Seems that Chicago, like our government in Washington D.C., took the warnings of the great Orwell classic 1984 and perverted it into an instruction manual. While this recent turn of events should disgust and outrage the reader, some might have forgotten that during World War II there were between 110,000 and 120,000 individuals of Japanese ancestry who were interred and held in camps scattered through the West Coast. Sixty two percent of these estimated 110 to 120 thousand individuals happened to be United States citizens. President Franklin Delano Roosevelt signed the law authorizing their internment on February 19, 1942 with Executive Order 9066.
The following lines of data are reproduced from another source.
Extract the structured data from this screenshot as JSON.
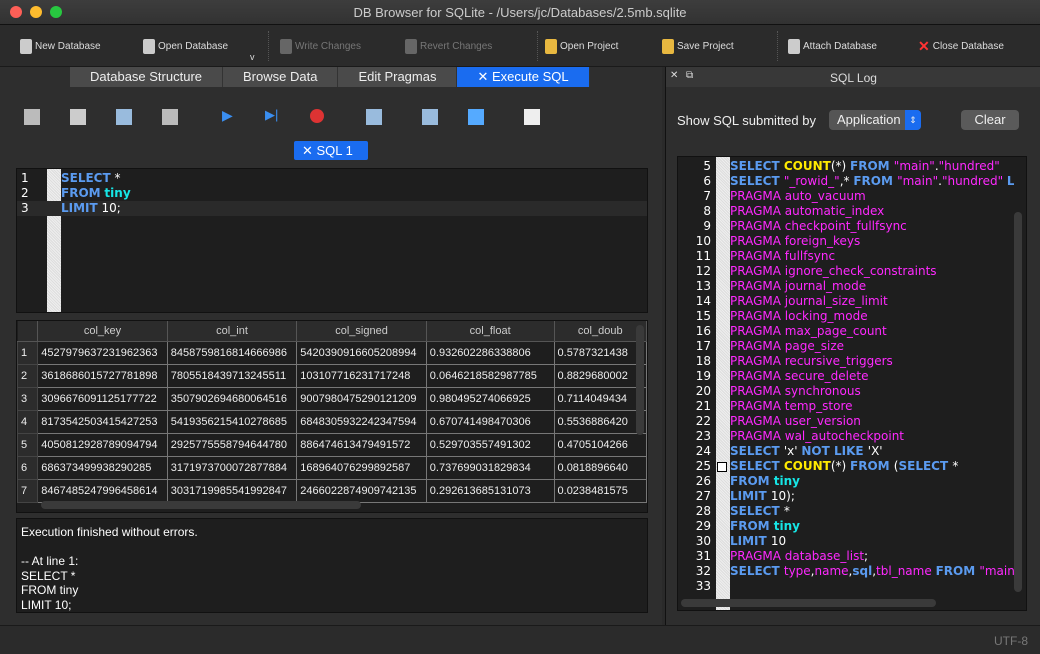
{
  "window": {
    "title": "DB Browser for SQLite - /Users/jc/Databases/2.5mb.sqlite"
  },
  "toolbar": [
    {
      "label": "New Database",
      "enabled": true
    },
    {
      "label": "Open Database",
      "enabled": true
    },
    {
      "label": "Write Changes",
      "enabled": false
    },
    {
      "label": "Revert Changes",
      "enabled": false
    },
    {
      "label": "Open Project",
      "enabled": true
    },
    {
      "label": "Save Project",
      "enabled": true
    },
    {
      "label": "Attach Database",
      "enabled": true
    },
    {
      "label": "Close Database",
      "enabled": true
    }
  ],
  "tabs": [
    "Database Structure",
    "Browse Data",
    "Edit Pragmas",
    "Execute SQL"
  ],
  "active_tab": "Execute SQL",
  "sql_tab": "SQL 1",
  "editor": {
    "lines": [
      [
        [
          "k",
          "SELECT"
        ],
        [
          "n",
          " *"
        ]
      ],
      [
        [
          "k",
          "FROM"
        ],
        [
          "n",
          " "
        ],
        [
          "t",
          "tiny"
        ]
      ],
      [
        [
          "k",
          "LIMIT"
        ],
        [
          "n",
          " 10;"
        ]
      ]
    ]
  },
  "grid": {
    "columns": [
      "col_key",
      "col_int",
      "col_signed",
      "col_float",
      "col_doub"
    ],
    "rows": [
      [
        "1",
        "4527979637231962363",
        "8458759816814666986",
        "5420390916605208994",
        "0.932602286338806",
        "0.5787321438"
      ],
      [
        "2",
        "3618686015727781898",
        "7805518439713245511",
        "103107716231717248",
        "0.0646218582987785",
        "0.8829680002"
      ],
      [
        "3",
        "3096676091125177722",
        "3507902694680064516",
        "9007980475290121209",
        "0.980495274066925",
        "0.7114049434"
      ],
      [
        "4",
        "8173542503415427253",
        "5419356215410278685",
        "6848305932242347594",
        "0.670741498470306",
        "0.5536886420"
      ],
      [
        "5",
        "4050812928789094794",
        "2925775558794644780",
        "886474613479491572",
        "0.529703557491302",
        "0.4705104266"
      ],
      [
        "6",
        "686373499938290285",
        "3171973700072877884",
        "168964076299892587",
        "0.737699031829834",
        "0.0818896640"
      ],
      [
        "7",
        "8467485247996458614",
        "3031719985541992847",
        "2466022874909742135",
        "0.292613685131073",
        "0.0238481575"
      ]
    ]
  },
  "message": "Execution finished without errors.\n\n-- At line 1:\nSELECT *\nFROM tiny\nLIMIT 10;",
  "sql_log": {
    "title": "SQL Log",
    "filter_label": "Show SQL submitted by",
    "filter_value": "Application",
    "clear_label": "Clear",
    "lines": [
      {
        "n": "5",
        "t": [
          [
            "k",
            "SELECT "
          ],
          [
            "f",
            "COUNT"
          ],
          [
            "n",
            "(*) "
          ],
          [
            "k",
            "FROM "
          ],
          [
            "s",
            "\"main\""
          ],
          [
            "n",
            "."
          ],
          [
            "s",
            "\"hundred\""
          ]
        ]
      },
      {
        "n": "6",
        "t": [
          [
            "k",
            "SELECT "
          ],
          [
            "s",
            "\"_rowid_\""
          ],
          [
            "n",
            ",* "
          ],
          [
            "k",
            "FROM "
          ],
          [
            "s",
            "\"main\""
          ],
          [
            "n",
            "."
          ],
          [
            "s",
            "\"hundred\" "
          ],
          [
            "k",
            "LIM"
          ]
        ]
      },
      {
        "n": "7",
        "t": [
          [
            "s",
            "PRAGMA auto_vacuum"
          ]
        ]
      },
      {
        "n": "8",
        "t": [
          [
            "s",
            "PRAGMA automatic_index"
          ]
        ]
      },
      {
        "n": "9",
        "t": [
          [
            "s",
            "PRAGMA checkpoint_fullfsync"
          ]
        ]
      },
      {
        "n": "10",
        "t": [
          [
            "s",
            "PRAGMA foreign_keys"
          ]
        ]
      },
      {
        "n": "11",
        "t": [
          [
            "s",
            "PRAGMA fullfsync"
          ]
        ]
      },
      {
        "n": "12",
        "t": [
          [
            "s",
            "PRAGMA ignore_check_constraints"
          ]
        ]
      },
      {
        "n": "13",
        "t": [
          [
            "s",
            "PRAGMA journal_mode"
          ]
        ]
      },
      {
        "n": "14",
        "t": [
          [
            "s",
            "PRAGMA journal_size_limit"
          ]
        ]
      },
      {
        "n": "15",
        "t": [
          [
            "s",
            "PRAGMA locking_mode"
          ]
        ]
      },
      {
        "n": "16",
        "t": [
          [
            "s",
            "PRAGMA max_page_count"
          ]
        ]
      },
      {
        "n": "17",
        "t": [
          [
            "s",
            "PRAGMA page_size"
          ]
        ]
      },
      {
        "n": "18",
        "t": [
          [
            "s",
            "PRAGMA recursive_triggers"
          ]
        ]
      },
      {
        "n": "19",
        "t": [
          [
            "s",
            "PRAGMA secure_delete"
          ]
        ]
      },
      {
        "n": "20",
        "t": [
          [
            "s",
            "PRAGMA synchronous"
          ]
        ]
      },
      {
        "n": "21",
        "t": [
          [
            "s",
            "PRAGMA temp_store"
          ]
        ]
      },
      {
        "n": "22",
        "t": [
          [
            "s",
            "PRAGMA user_version"
          ]
        ]
      },
      {
        "n": "23",
        "t": [
          [
            "s",
            "PRAGMA wal_autocheckpoint"
          ]
        ]
      },
      {
        "n": "24",
        "t": [
          [
            "k",
            "SELECT "
          ],
          [
            "n",
            "'x' "
          ],
          [
            "k",
            "NOT LIKE "
          ],
          [
            "n",
            "'X'"
          ]
        ]
      },
      {
        "n": "25",
        "t": [
          [
            "k",
            "SELECT "
          ],
          [
            "f",
            "COUNT"
          ],
          [
            "n",
            "(*) "
          ],
          [
            "k",
            "FROM "
          ],
          [
            "n",
            "("
          ],
          [
            "k",
            "SELECT "
          ],
          [
            "n",
            "*"
          ]
        ]
      },
      {
        "n": "26",
        "t": [
          [
            "k",
            "FROM "
          ],
          [
            "t",
            "tiny"
          ]
        ]
      },
      {
        "n": "27",
        "t": [
          [
            "k",
            "LIMIT "
          ],
          [
            "n",
            "10);"
          ]
        ]
      },
      {
        "n": "28",
        "t": [
          [
            "k",
            "SELECT "
          ],
          [
            "n",
            "*"
          ]
        ]
      },
      {
        "n": "29",
        "t": [
          [
            "k",
            "FROM "
          ],
          [
            "t",
            "tiny"
          ]
        ]
      },
      {
        "n": "30",
        "t": [
          [
            "k",
            "LIMIT "
          ],
          [
            "n",
            "10"
          ]
        ]
      },
      {
        "n": "31",
        "t": [
          [
            "s",
            "PRAGMA database_list"
          ],
          [
            "n",
            ";"
          ]
        ]
      },
      {
        "n": "32",
        "t": [
          [
            "k",
            "SELECT "
          ],
          [
            "s",
            "type"
          ],
          [
            "n",
            ","
          ],
          [
            "s",
            "name"
          ],
          [
            "n",
            ","
          ],
          [
            "k",
            "sql"
          ],
          [
            "n",
            ","
          ],
          [
            "s",
            "tbl_name "
          ],
          [
            "k",
            "FROM "
          ],
          [
            "s",
            "\"main\""
          ],
          [
            "n",
            "."
          ],
          [
            "s",
            "s"
          ]
        ]
      },
      {
        "n": "33",
        "t": []
      }
    ]
  },
  "status": {
    "encoding": "UTF-8"
  },
  "colors": {
    "accent": "#1a6cf0",
    "keyword": "#5b9bf0",
    "string": "#ff29ff",
    "table": "#16e6e6",
    "function": "#ffea00"
  }
}
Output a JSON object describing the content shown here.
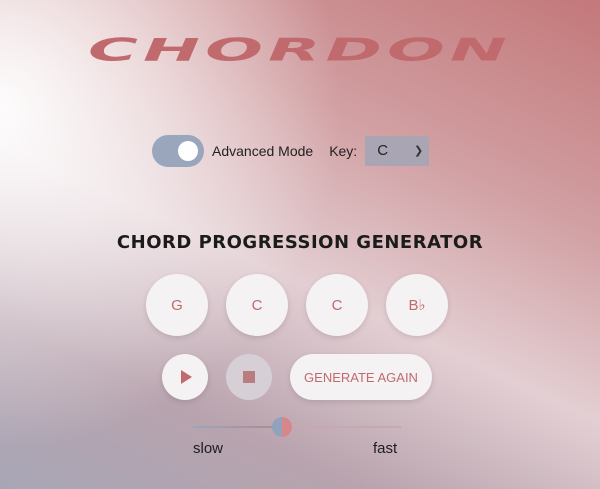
{
  "app": {
    "title": "CHORDON"
  },
  "controls": {
    "advanced_mode_label": "Advanced Mode",
    "advanced_mode_on": true,
    "key_label": "Key:",
    "key_value": "C"
  },
  "generator": {
    "heading": "CHORD PROGRESSION GENERATOR",
    "chords": [
      "G",
      "C",
      "C",
      "B♭"
    ],
    "generate_label": "GENERATE AGAIN"
  },
  "tempo": {
    "min_label": "slow",
    "max_label": "fast",
    "value_fraction": 0.43
  },
  "colors": {
    "accent": "#c06a6e",
    "toggle": "#9aa6bc",
    "button_bg": "#f5f2f3"
  },
  "icons": {
    "play": "play-icon",
    "stop": "stop-icon",
    "dropdown": "chevron-down-icon"
  }
}
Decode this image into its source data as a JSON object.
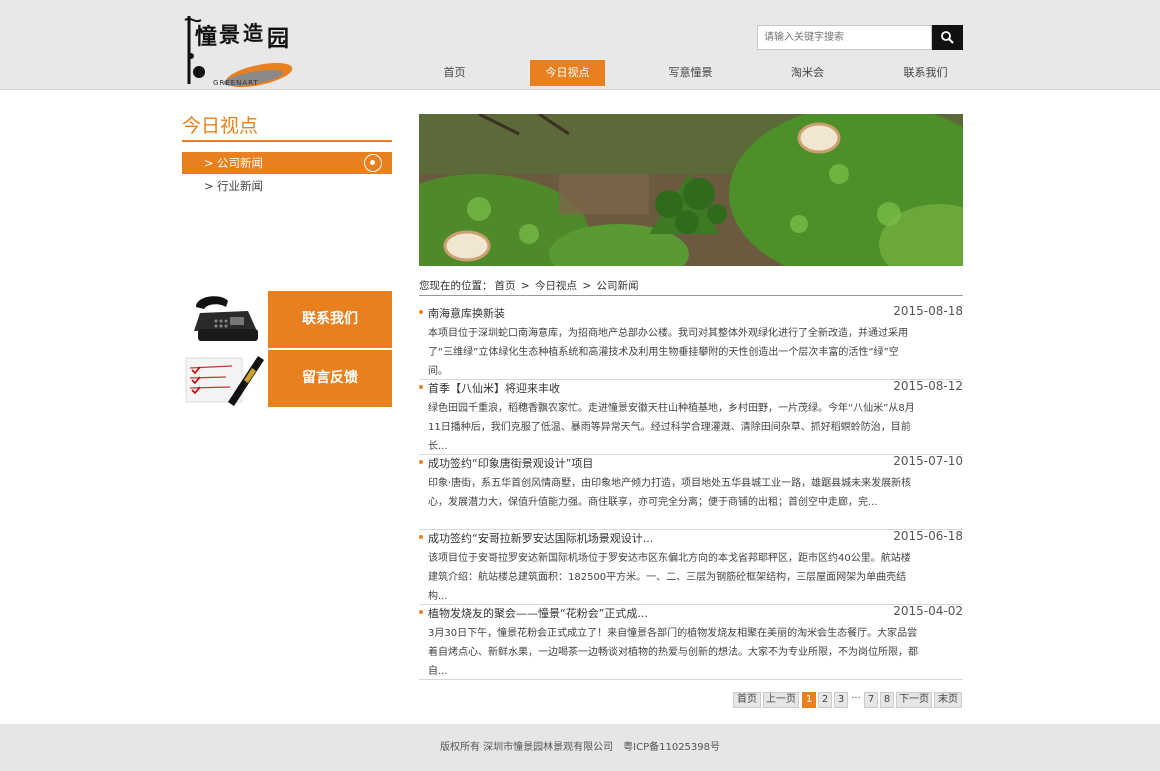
{
  "brand": {
    "logo_sub": "GREENART",
    "accent": "#e8801f"
  },
  "search": {
    "placeholder": "请输入关键字搜索"
  },
  "nav": [
    {
      "label": "首页"
    },
    {
      "label": "今日视点",
      "active": true
    },
    {
      "label": "写意憧景"
    },
    {
      "label": "淘米会"
    },
    {
      "label": "联系我们"
    }
  ],
  "sidebar": {
    "title": "今日视点",
    "items": [
      {
        "label": "公司新闻",
        "active": true
      },
      {
        "label": "行业新闻"
      }
    ],
    "contact_label": "联系我们",
    "feedback_label": "留言反馈"
  },
  "breadcrumb": {
    "prefix": "您现在的位置：",
    "items": [
      "首页",
      "今日视点",
      "公司新闻"
    ]
  },
  "news": [
    {
      "title": "南海意库换新装",
      "date": "2015-08-18",
      "desc": "本项目位于深圳蛇口南海意库，为招商地产总部办公楼。我司对其整体外观绿化进行了全新改造，并通过采用了“三维绿”立体绿化生态种植系统和高灌技术及利用生物垂挂攀附的天性创造出一个层次丰富的活性“绿”空间。"
    },
    {
      "title": "首季【八仙米】将迎来丰收",
      "date": "2015-08-12",
      "desc": "绿色田园千重浪，稻穗香飘农家忙。走进憧景安徽天柱山种植基地，乡村田野，一片茂绿。今年“八仙米”从8月11日播种后，我们克服了低温、暴雨等异常天气。经过科学合理灌溉、清除田间杂草、抓好稻螟蛉防治，目前长..."
    },
    {
      "title": "成功签约“印象唐街景观设计”项目",
      "date": "2015-07-10",
      "desc": "印象·唐街，系五华首创风情商墅，由印象地产倾力打造，项目地处五华县城工业一路，雄踞县城未来发展新核心，发展潜力大，保值升值能力强。商住联享，亦可完全分离；便于商铺的出租；首创空中走廊，完..."
    },
    {
      "title": "成功签约“安哥拉新罗安达国际机场景观设计...",
      "date": "2015-06-18",
      "desc": "该项目位于安哥拉罗安达新国际机场位于罗安达市区东偏北方向的本戈省邦耶秤区，距市区约40公里。航站楼建筑介绍：航站楼总建筑面积：182500平方米。一、二、三层为钢筋砼框架结构，三层屋面网架为单曲壳结构..."
    },
    {
      "title": "植物发烧友的聚会——憧景“花粉会”正式成...",
      "date": "2015-04-02",
      "desc": "3月30日下午，憧景花粉会正式成立了！来自憧景各部门的植物发烧友相聚在美丽的淘米会生态餐厅。大家品尝着自烤点心、新鲜水果，一边喝茶一边畅谈对植物的热爱与创新的想法。大家不为专业所限，不为岗位所限，都自..."
    }
  ],
  "pager": {
    "first": "首页",
    "prev": "上一页",
    "pages": [
      "1",
      "2",
      "3"
    ],
    "dots": "···",
    "pages2": [
      "7",
      "8"
    ],
    "next": "下一页",
    "last": "末页"
  },
  "footer": {
    "text": "版权所有 深圳市憧景园林景观有限公司　粤ICP备11025398号"
  }
}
Traveling through time before the alleged events in Chicago should lead us all to ask some questions of ourselves and of those in government and law enforcement. It also beckons questions regarding the media, who Burke once stated is “the fourth estate of power” in the three branches of our government.
The question, posed mainly to American media: Why did it take a British media service to break the story of Homan Square? Were there no affiliates for NBC, CBS, FOX, CNN, or ABC in the media market of Chicago to cover this story? Why have most constitutional conservatives, and even to a degree, libertarians remained mostly silent on this particular case? Did the sheepdogs who barked against the door of the unlimited power that the Patriot Act would open get consumed by the wolves? Were they really wolves in sheep’s clothing? Will routine traffic stops now lead to indefinite detention without the right to counsel or even the ability to refuse illegal or unwarranted search and seizure?
Better yet, imagine if you will that this story brought to light children in the Chicago area who were deemed disruptive and just whisked away without parental notification or consent? I imagine though in the end, despite the utter moral and ethical contempt each of us should have regarding a government and a police department whose corruption knows no bounds, once the next celebrity sex tape or clothing mishap occurs this will be yet another unlearned lesson towards the final sum goal of living in a system that constantly reminds us each day we are free to do as they tell us to do.
In the end, maybe the words of the good Dr. Thompson serve us best to reflect on: “We cannot expect people to have respect for law and order until we teach respect to those we have entrusted to enforce those laws.”
Better start passing out those red pills of truth on the way to Barstow friends.